This expanded government funding comes as British music faces intensifying competition in the global market. Despite record annual growth of UK recorded music exports to £709 million in 2022, overall, the UK’s share of the global market has slipped from 17% in 2015 to around 10% today.
The MEGS scheme is seen as essential, particularly for the independent sector, to keep breaking new talent on the global stage, and for annual music exports to remain on target to reach £1 billion by 2030.
I’m delighted we’re able to back more artists than ever before
2024 marks 10 years of MEGS, and in that time, it has supported the international careers of more than 300 British artists including Dave, Rina Sawayama, Self Esteem, Jungle, Young Fathers, Kae Tempest and 2023 Mercury Prize winners Ezra Collective.

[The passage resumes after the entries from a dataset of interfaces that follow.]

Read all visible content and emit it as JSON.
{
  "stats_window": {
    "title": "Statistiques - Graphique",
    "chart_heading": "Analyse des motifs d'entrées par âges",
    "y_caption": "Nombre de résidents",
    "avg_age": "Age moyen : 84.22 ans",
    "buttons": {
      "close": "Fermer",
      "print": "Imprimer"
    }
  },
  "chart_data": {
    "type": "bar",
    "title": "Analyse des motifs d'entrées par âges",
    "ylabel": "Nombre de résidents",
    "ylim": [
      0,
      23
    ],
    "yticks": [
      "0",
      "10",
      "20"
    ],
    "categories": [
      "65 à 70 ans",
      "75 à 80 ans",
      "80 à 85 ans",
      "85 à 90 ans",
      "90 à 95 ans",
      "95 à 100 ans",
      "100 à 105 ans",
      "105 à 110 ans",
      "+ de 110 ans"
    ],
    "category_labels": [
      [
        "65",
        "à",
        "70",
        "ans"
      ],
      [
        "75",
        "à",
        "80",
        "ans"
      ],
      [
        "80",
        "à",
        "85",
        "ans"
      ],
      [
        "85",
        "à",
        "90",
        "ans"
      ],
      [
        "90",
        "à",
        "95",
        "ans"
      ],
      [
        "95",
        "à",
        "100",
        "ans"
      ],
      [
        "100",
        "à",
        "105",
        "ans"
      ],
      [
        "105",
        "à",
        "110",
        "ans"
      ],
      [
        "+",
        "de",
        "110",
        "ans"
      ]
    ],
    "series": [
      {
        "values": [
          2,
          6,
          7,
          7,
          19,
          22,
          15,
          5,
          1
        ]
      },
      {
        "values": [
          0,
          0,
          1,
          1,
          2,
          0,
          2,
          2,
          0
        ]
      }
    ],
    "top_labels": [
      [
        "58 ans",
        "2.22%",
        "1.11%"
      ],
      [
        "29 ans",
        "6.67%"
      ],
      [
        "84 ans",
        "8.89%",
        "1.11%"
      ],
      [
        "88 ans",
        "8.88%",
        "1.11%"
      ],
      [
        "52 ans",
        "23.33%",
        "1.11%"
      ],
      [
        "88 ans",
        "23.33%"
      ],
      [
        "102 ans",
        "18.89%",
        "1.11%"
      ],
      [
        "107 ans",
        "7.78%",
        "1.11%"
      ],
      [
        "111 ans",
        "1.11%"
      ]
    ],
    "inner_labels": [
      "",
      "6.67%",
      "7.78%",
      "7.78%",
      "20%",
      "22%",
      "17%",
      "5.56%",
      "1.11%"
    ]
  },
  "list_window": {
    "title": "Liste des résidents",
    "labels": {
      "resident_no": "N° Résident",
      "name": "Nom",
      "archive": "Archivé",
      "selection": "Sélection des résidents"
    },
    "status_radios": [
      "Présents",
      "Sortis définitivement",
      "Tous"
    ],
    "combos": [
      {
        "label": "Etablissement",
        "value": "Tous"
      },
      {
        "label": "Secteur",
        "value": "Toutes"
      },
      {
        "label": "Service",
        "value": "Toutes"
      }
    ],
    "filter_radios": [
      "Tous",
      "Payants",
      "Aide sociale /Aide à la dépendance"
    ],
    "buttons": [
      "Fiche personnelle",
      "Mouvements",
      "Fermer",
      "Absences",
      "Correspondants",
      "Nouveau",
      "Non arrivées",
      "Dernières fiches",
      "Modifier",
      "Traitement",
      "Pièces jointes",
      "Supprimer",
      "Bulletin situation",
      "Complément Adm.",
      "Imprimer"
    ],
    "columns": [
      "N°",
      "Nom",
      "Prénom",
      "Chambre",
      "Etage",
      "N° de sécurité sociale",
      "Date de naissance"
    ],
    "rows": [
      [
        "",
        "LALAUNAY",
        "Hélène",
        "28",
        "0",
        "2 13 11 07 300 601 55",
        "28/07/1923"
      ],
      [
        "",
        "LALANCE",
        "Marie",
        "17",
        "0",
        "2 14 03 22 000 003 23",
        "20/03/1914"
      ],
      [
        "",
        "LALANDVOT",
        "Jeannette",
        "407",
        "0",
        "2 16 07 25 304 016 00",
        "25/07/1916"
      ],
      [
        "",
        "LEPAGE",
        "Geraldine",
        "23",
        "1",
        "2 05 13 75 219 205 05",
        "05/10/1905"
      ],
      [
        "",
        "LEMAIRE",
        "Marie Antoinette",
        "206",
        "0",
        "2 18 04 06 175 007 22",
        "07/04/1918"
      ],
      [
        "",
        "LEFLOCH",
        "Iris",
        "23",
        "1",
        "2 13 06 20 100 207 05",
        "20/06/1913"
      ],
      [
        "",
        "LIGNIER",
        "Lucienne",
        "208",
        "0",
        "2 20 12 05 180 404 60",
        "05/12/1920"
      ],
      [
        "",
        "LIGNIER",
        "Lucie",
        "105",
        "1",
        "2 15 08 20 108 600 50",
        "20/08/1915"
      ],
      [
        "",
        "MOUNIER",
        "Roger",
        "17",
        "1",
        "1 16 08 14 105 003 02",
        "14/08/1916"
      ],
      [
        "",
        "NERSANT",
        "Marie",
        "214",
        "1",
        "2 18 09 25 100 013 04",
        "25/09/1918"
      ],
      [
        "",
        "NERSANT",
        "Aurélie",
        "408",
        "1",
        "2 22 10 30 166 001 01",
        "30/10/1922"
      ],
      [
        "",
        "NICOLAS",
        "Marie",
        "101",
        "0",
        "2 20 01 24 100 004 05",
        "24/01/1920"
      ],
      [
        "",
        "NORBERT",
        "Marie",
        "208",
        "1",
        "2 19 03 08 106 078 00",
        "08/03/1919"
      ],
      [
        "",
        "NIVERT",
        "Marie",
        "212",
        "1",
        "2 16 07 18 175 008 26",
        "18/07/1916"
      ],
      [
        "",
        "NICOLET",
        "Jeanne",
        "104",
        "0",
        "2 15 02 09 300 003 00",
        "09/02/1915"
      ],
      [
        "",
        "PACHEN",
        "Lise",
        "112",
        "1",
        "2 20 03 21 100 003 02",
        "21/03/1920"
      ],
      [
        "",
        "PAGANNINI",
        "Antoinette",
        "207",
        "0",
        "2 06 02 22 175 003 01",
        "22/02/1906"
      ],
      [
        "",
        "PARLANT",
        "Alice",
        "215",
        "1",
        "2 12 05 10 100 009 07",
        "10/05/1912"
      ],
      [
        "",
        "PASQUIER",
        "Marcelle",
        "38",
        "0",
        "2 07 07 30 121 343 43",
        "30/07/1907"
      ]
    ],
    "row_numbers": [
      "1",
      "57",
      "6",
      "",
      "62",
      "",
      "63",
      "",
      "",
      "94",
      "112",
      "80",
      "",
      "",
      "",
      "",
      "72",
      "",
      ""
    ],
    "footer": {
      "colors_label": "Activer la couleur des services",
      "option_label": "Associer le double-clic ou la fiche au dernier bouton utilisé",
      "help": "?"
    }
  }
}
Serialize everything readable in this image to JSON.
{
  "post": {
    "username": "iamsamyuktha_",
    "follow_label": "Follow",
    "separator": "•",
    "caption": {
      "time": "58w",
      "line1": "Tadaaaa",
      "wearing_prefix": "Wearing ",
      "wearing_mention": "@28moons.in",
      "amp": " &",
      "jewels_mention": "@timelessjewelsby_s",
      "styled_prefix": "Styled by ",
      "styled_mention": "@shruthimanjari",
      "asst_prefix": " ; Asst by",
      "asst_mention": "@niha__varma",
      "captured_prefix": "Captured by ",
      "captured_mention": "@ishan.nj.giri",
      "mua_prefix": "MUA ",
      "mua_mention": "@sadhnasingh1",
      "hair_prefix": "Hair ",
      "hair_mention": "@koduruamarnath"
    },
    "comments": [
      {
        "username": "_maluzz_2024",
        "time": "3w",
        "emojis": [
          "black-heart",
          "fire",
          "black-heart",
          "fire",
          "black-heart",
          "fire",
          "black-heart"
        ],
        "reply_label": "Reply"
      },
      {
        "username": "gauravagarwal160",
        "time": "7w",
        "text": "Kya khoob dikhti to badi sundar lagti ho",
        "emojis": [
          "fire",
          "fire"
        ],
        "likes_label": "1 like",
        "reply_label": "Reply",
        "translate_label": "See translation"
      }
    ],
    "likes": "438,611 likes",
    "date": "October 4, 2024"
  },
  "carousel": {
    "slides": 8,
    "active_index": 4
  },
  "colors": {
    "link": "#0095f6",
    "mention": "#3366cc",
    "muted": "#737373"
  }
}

Through 22 rounds over the last ten years, the scheme has invested over £6 million in British music, leading to an estimated £55.5 million financial return to the UK economy and a return on investment of nearly £14 for every £1 received from government.
According to BPI analysis of Luminate data, more than 100 previous MEGS recipient artists each generated over 10 million audio streams of their music globally during 2023. Combined, these artists accumulated over 10 billion audio streams around the world in 2023 – up by 13% year-on-year. Nearly two dozen of these artists each surpassed 100 million audio streams globally across the year, including Beadadoobee, Bruno Major, Novo Amor, Bicep, Honne, Maribou State, Knucks, Amber Run, The Heavy, The Japanese House, Oh Wonder, Strawberry Guy and Wolf Alice.
Kemi Badenoch, Secretary of State for DBT, said: “SMEs are the cornerstones of our communities and the lifeblood of our economy – their success is Britain’s success and we are backing them all the way. Whether it’s removing burdensome regulations, tackling access to finance or helping them to export overseas, my department is working around the clock to help them grow their business. I’m delighted we’re able to back more artists than ever before. I congratulate the successful acts and look forward to seeing them bang the drum for Britain across the globe.”
Dr Jo Twist OBE, BPI chief executive, said: “We’re delighted to announce the biggest round of MEGS funding to date, supporting close to 70 talented and diverse UK artists to take their careers to the next level - building new fanbases globally while boosting British exports. At a time when UK artists face more competition than ever, we’re grateful to government for its recognition of the scheme as an essential resource in enabling new British talent to break through on the global stage, while seeing excellent financial returns for music exports. We only need to look at the success of artists that MEGS has supported over the last 10 years to showcase its cultural and financial importance. Therefore, it's vital that government continues its support to ensure the UK remains a global music power.”
Lucy Frazer, Secretary of State for DCMS, said: “The Music Export Growth Scheme has been launching careers internationally for a decade, supporting more than 300 artists, including some of Britain's most successful acts like Dave, Rina Sawayama and Ezra Collective, while generating more than £55 million for the economy. Thanks to this latest round of funding – the biggest in MEGS history – the scheme will maximise the potential of a new generation of home-grown talent, as part of our ambitious plans to grow the creative industries by £50 billion and support one million more jobs by 2030.”
The full list of artists receiving funding in the 22nd round of MEGS is below:
Air Drawn Dagger
Black Country, New Road
Camilla George/Blue Lab Beats
Ferris & Sylvester
Frank Carter & The Rattlesnakes
Gen and the Degenerates
London Symphony Orchestra
Pale Blue Eyes
Red Rum Club
Sonic Boom Six
The Lovely Eggs
The Pineapple Thief
Those Damn Crows